START RECORDS TO USE

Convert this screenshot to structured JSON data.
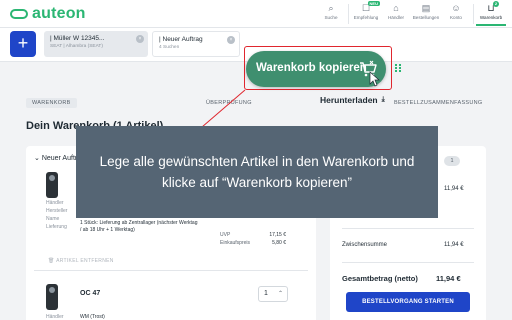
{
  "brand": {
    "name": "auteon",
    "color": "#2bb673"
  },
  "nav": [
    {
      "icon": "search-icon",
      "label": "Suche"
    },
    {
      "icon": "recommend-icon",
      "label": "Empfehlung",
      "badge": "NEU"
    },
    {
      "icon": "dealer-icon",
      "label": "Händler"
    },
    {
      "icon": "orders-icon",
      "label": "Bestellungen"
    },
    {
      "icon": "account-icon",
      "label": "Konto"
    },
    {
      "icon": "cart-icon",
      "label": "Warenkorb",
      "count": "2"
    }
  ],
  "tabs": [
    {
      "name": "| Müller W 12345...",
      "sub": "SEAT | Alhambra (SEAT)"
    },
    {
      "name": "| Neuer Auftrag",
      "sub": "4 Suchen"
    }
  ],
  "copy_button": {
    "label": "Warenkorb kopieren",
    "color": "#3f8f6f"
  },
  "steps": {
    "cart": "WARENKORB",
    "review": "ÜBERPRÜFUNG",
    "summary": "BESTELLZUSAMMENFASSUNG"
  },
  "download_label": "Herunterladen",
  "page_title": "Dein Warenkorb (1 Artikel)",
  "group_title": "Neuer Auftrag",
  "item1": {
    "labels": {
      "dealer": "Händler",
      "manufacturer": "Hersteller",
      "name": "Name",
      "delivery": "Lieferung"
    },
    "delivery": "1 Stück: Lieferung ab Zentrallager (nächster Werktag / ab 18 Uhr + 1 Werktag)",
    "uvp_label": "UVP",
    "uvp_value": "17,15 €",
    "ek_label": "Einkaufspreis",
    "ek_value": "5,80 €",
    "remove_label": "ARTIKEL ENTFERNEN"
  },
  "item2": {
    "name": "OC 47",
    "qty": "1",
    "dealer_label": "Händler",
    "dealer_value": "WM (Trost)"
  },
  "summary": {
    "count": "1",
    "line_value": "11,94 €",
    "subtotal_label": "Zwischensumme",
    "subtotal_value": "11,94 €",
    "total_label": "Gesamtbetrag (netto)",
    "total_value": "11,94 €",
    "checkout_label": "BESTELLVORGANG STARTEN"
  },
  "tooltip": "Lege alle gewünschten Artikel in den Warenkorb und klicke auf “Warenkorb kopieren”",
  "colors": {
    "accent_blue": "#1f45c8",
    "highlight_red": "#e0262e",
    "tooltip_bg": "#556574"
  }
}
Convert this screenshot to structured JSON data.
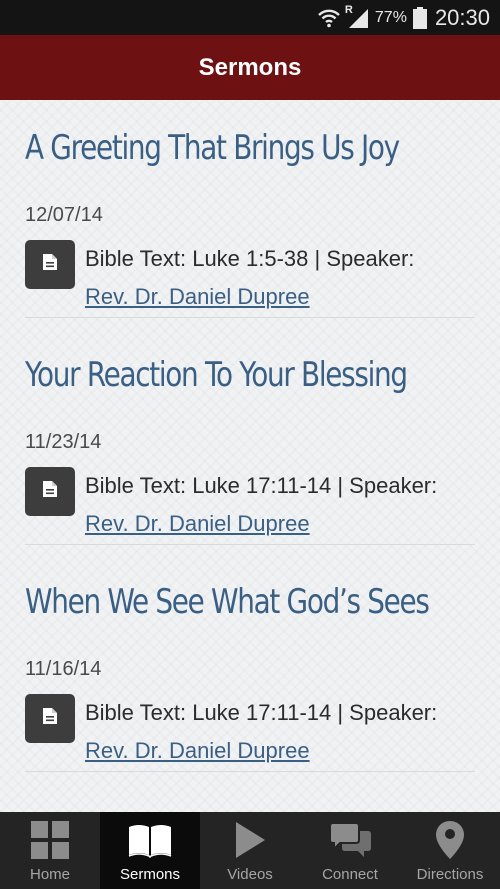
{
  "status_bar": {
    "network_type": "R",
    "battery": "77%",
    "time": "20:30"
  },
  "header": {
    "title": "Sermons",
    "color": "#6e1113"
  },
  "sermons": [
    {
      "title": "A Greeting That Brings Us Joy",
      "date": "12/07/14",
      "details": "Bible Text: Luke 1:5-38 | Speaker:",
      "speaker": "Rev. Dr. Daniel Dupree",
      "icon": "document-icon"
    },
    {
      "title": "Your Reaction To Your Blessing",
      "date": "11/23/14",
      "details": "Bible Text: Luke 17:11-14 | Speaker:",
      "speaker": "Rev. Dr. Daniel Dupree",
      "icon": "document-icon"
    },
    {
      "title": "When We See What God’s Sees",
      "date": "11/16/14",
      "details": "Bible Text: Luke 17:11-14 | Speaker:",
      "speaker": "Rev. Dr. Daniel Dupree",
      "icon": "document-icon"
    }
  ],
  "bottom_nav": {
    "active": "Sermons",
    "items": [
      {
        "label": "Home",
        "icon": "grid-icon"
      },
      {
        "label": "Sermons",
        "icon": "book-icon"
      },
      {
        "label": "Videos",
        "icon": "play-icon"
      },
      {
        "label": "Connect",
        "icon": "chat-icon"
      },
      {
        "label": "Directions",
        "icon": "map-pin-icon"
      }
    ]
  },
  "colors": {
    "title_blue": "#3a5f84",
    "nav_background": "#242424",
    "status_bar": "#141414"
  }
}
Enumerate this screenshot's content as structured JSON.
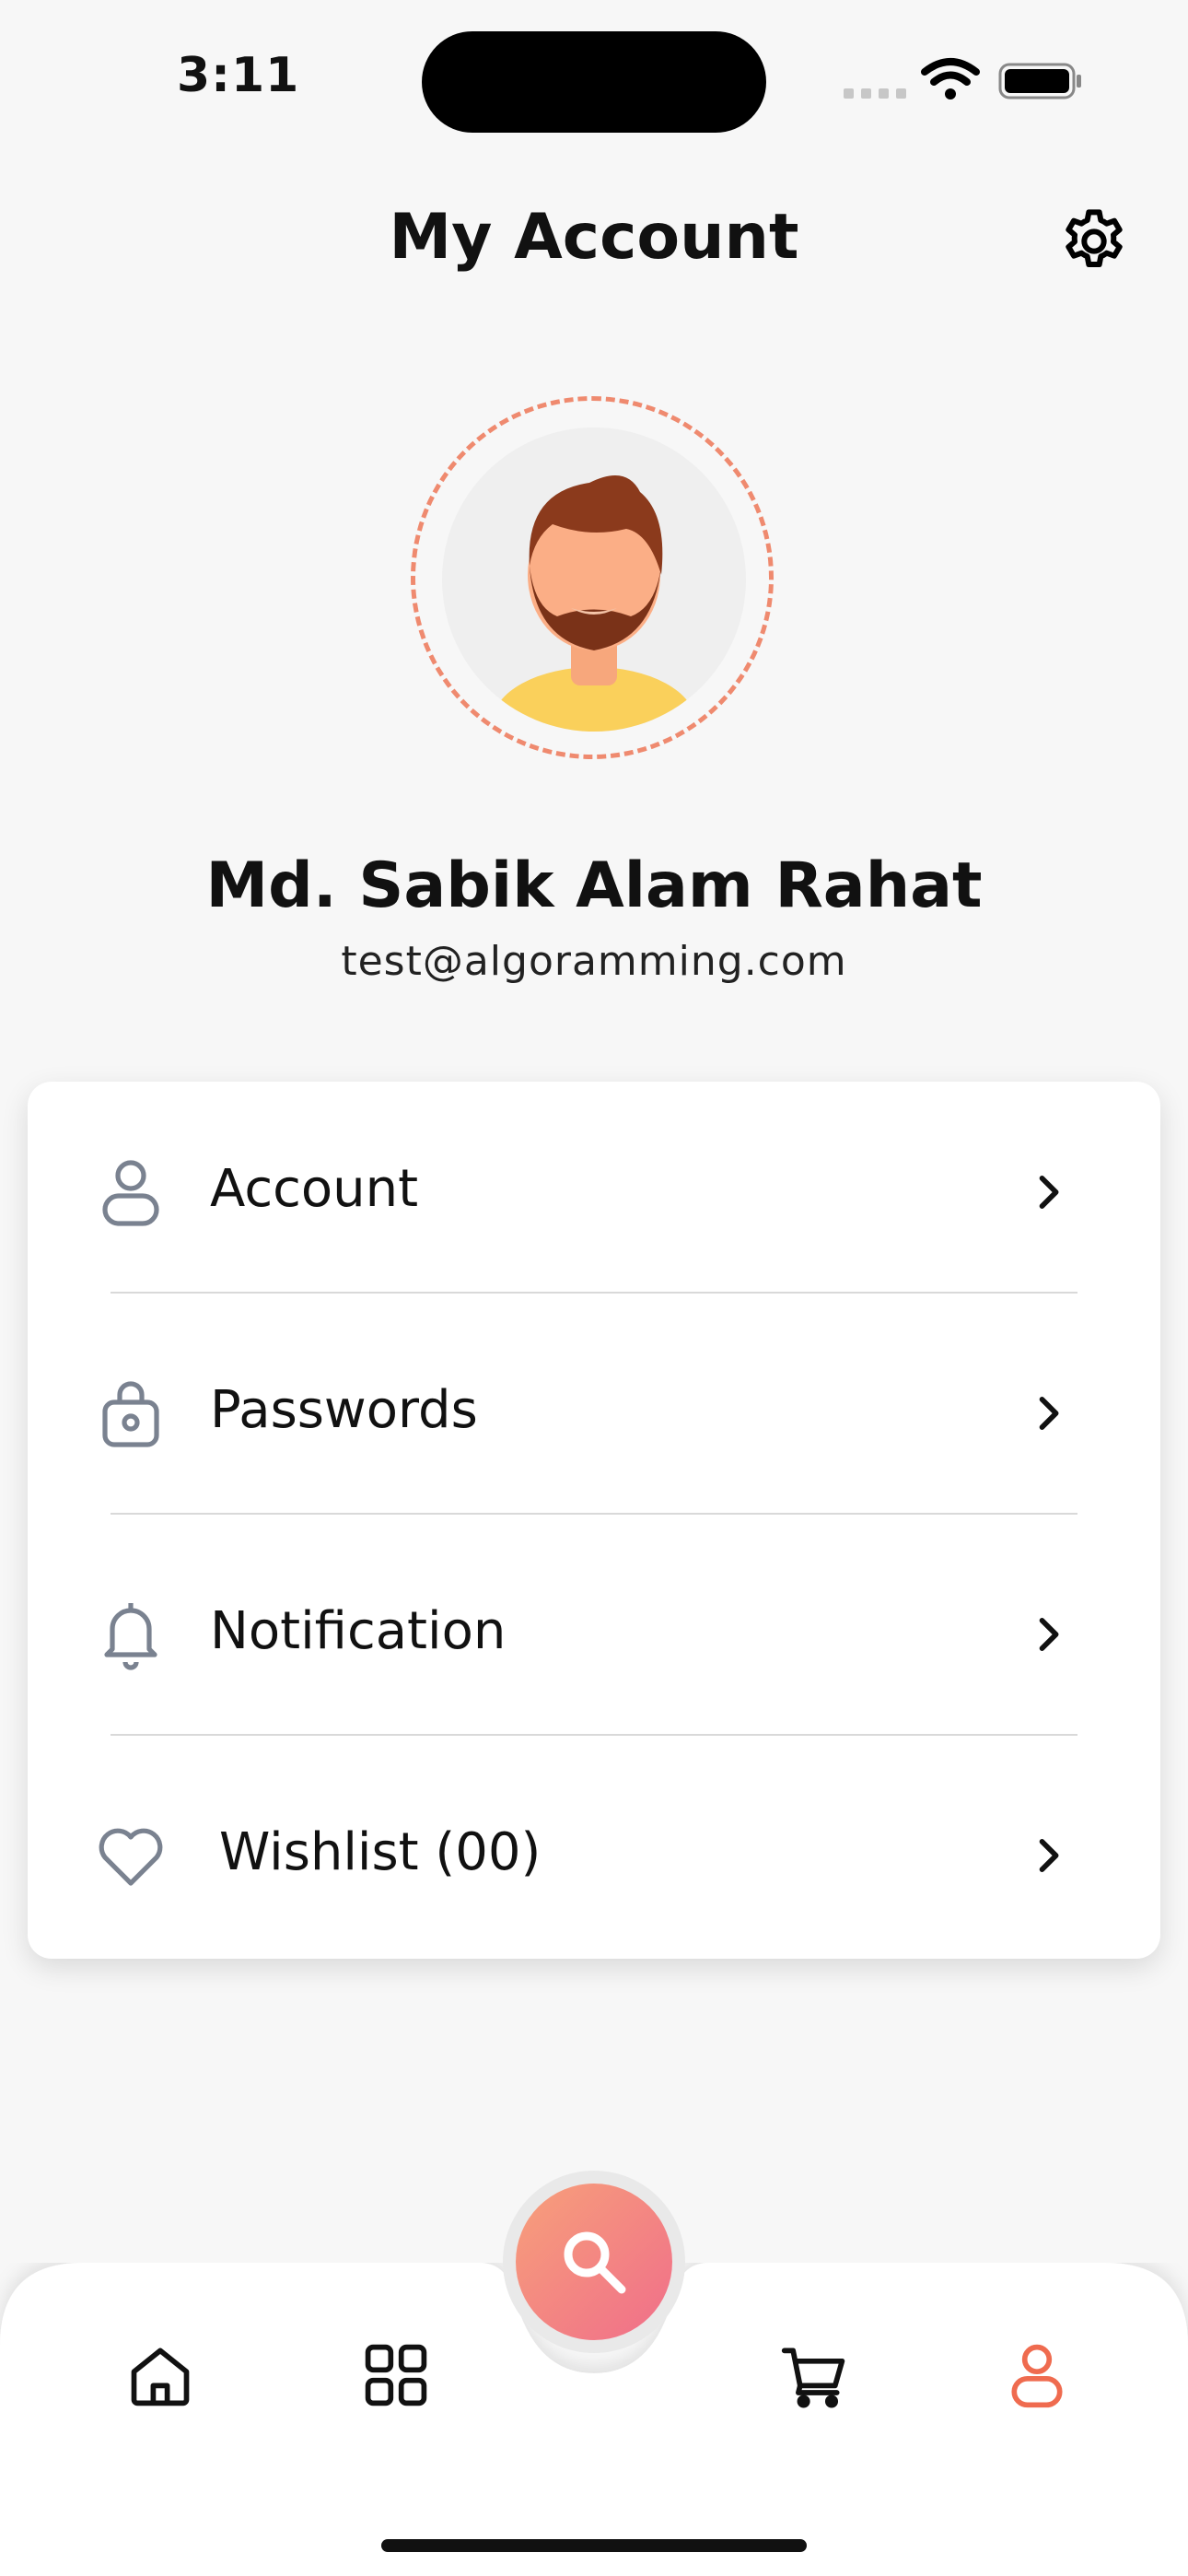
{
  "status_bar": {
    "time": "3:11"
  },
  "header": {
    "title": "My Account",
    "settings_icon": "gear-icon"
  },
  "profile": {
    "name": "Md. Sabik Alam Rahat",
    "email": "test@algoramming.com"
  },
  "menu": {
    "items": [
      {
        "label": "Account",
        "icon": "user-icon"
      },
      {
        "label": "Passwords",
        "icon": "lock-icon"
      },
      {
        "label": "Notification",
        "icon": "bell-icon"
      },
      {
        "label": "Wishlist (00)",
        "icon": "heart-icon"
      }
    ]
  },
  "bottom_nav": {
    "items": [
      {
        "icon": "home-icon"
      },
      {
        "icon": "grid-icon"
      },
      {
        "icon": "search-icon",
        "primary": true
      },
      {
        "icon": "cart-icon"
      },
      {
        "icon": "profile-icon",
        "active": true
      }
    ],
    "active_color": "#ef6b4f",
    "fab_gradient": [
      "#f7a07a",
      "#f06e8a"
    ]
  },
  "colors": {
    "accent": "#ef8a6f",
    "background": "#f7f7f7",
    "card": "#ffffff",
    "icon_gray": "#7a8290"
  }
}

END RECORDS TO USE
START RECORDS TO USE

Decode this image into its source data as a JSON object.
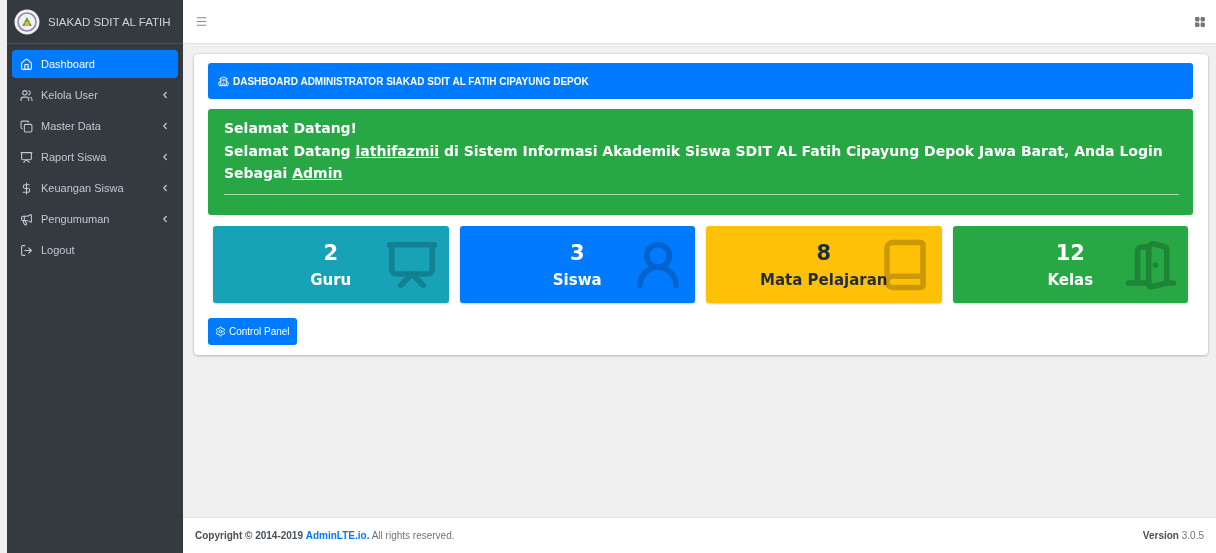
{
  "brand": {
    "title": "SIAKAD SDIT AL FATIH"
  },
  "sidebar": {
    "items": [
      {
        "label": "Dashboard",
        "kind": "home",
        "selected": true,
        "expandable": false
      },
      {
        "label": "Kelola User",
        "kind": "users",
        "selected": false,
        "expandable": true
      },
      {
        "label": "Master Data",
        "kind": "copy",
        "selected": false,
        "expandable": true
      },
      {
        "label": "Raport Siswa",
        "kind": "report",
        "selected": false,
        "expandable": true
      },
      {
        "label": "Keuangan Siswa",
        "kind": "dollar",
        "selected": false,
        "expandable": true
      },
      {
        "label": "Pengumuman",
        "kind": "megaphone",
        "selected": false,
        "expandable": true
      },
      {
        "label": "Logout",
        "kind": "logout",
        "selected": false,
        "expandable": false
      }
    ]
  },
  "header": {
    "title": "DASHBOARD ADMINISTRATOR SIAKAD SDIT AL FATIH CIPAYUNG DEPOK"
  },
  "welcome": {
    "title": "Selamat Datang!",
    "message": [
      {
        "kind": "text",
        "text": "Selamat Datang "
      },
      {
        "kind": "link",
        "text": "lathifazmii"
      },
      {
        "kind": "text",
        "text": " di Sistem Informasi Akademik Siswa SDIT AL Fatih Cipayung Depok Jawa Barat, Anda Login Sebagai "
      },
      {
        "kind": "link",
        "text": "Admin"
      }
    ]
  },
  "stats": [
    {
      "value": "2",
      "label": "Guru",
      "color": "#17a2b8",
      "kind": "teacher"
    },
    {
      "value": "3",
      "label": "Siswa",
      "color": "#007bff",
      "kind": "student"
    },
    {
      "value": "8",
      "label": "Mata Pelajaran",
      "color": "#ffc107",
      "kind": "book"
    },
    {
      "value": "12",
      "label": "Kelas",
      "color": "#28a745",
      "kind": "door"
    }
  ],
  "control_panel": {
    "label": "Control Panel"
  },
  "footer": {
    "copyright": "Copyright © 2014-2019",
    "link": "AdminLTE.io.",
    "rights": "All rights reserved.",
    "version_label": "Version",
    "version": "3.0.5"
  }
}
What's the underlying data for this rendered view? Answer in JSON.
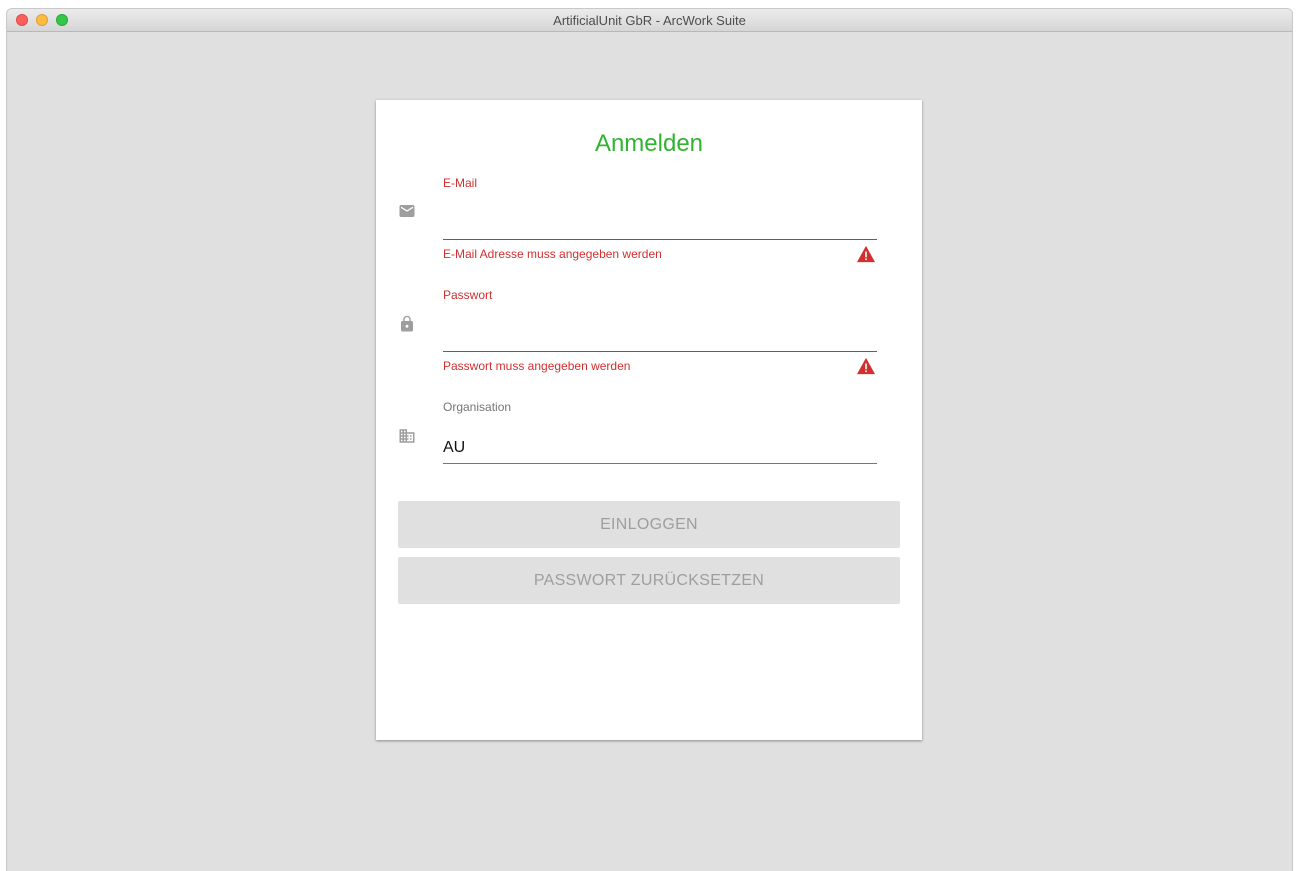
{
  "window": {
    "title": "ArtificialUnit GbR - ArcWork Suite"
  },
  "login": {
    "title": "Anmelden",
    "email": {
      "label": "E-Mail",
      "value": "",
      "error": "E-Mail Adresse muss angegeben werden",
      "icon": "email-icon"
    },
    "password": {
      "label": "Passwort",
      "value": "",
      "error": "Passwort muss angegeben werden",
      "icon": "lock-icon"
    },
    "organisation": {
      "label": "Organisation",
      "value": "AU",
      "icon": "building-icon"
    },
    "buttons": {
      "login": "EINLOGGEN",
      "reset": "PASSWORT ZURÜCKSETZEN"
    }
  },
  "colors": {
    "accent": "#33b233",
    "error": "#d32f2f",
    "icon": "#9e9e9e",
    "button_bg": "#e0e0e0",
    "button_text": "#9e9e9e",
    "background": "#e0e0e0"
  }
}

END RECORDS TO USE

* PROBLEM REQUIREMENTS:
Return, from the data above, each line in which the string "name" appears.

* OUTPUT BELOW:
    "name": "auteon",
      "name": "| Müller W 12345...",
      "name": "| Neuer Auftrag",
      "name": "Name",
    "name": "OC 47",
    "name": "Md. Sabik Alam Rahat",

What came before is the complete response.